+++ Data for processing +++

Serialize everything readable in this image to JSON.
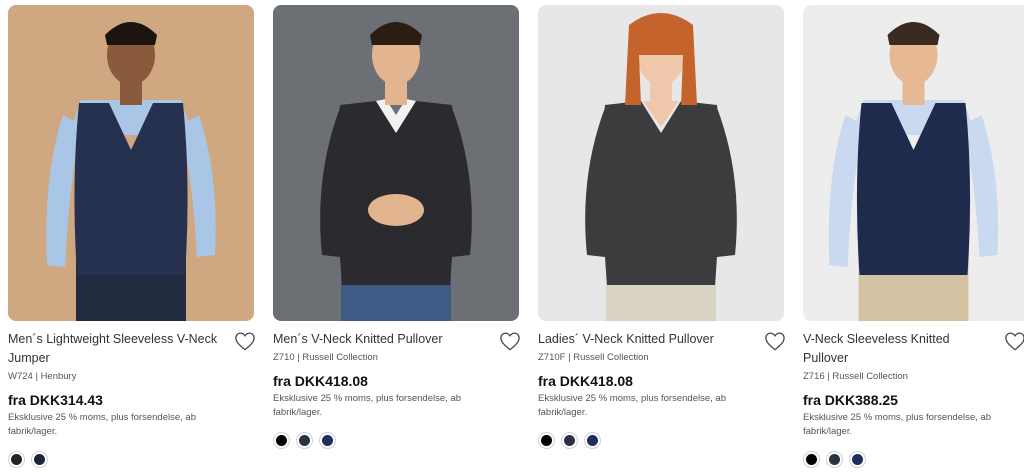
{
  "products": [
    {
      "title": "Men´s Lightweight Sleeveless V-Neck Jumper",
      "meta": "W724 | Henbury",
      "price": "fra DKK314.43",
      "note": "Eksklusive 25 % moms, plus forsendelse, ab fabrik/lager.",
      "favorite_icon": "heart-outline-icon",
      "swatches": [
        "#1e2428",
        "#1c2736"
      ],
      "photo": {
        "background": "#cfa882",
        "garment": "#26304f",
        "shirt": "#a9c6e6",
        "skin": "#8a5a3c",
        "hair": "#1c140e",
        "pants": "#222b3f",
        "style": "vest"
      }
    },
    {
      "title": "Men´s V-Neck Knitted Pullover",
      "meta": "Z710 | Russell Collection",
      "price": "fra DKK418.08",
      "note": "Eksklusive 25 % moms, plus forsendelse, ab fabrik/lager.",
      "favorite_icon": "heart-outline-icon",
      "swatches": [
        "#000000",
        "#2a3240",
        "#1d2f5e"
      ],
      "photo": {
        "background": "#6c6f74",
        "garment": "#2b2b2f",
        "shirt": "#f2f2f2",
        "skin": "#e2b48f",
        "hair": "#2a1d14",
        "pants": "#3f5a84",
        "style": "pullover"
      }
    },
    {
      "title": "Ladies´ V-Neck Knitted Pullover",
      "meta": "Z710F | Russell Collection",
      "price": "fra DKK418.08",
      "note": "Eksklusive 25 % moms, plus forsendelse, ab fabrik/lager.",
      "favorite_icon": "heart-outline-icon",
      "swatches": [
        "#000000",
        "#2a3240",
        "#1d2f5e"
      ],
      "photo": {
        "background": "#e7e7e7",
        "garment": "#3c3c3e",
        "shirt": "#3c3c3e",
        "skin": "#efc7aa",
        "hair": "#c4642c",
        "pants": "#d9d3c6",
        "style": "ladies"
      }
    },
    {
      "title": "V-Neck Sleeveless Knitted Pullover",
      "meta": "Z716 | Russell Collection",
      "price": "fra DKK388.25",
      "note": "Eksklusive 25 % moms, plus forsendelse, ab fabrik/lager.",
      "favorite_icon": "heart-outline-icon",
      "swatches": [
        "#000000",
        "#2a3240",
        "#1d2f5e"
      ],
      "photo": {
        "background": "#ededed",
        "garment": "#1f2b4d",
        "shirt": "#c9d9ef",
        "skin": "#e6b894",
        "hair": "#3a2a1f",
        "pants": "#d3c3a3",
        "style": "vest"
      }
    }
  ]
}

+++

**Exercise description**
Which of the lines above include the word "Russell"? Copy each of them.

**Written answer**
      "meta": "Z710 | Russell Collection",
      "meta": "Z710F | Russell Collection",
      "meta": "Z716 | Russell Collection",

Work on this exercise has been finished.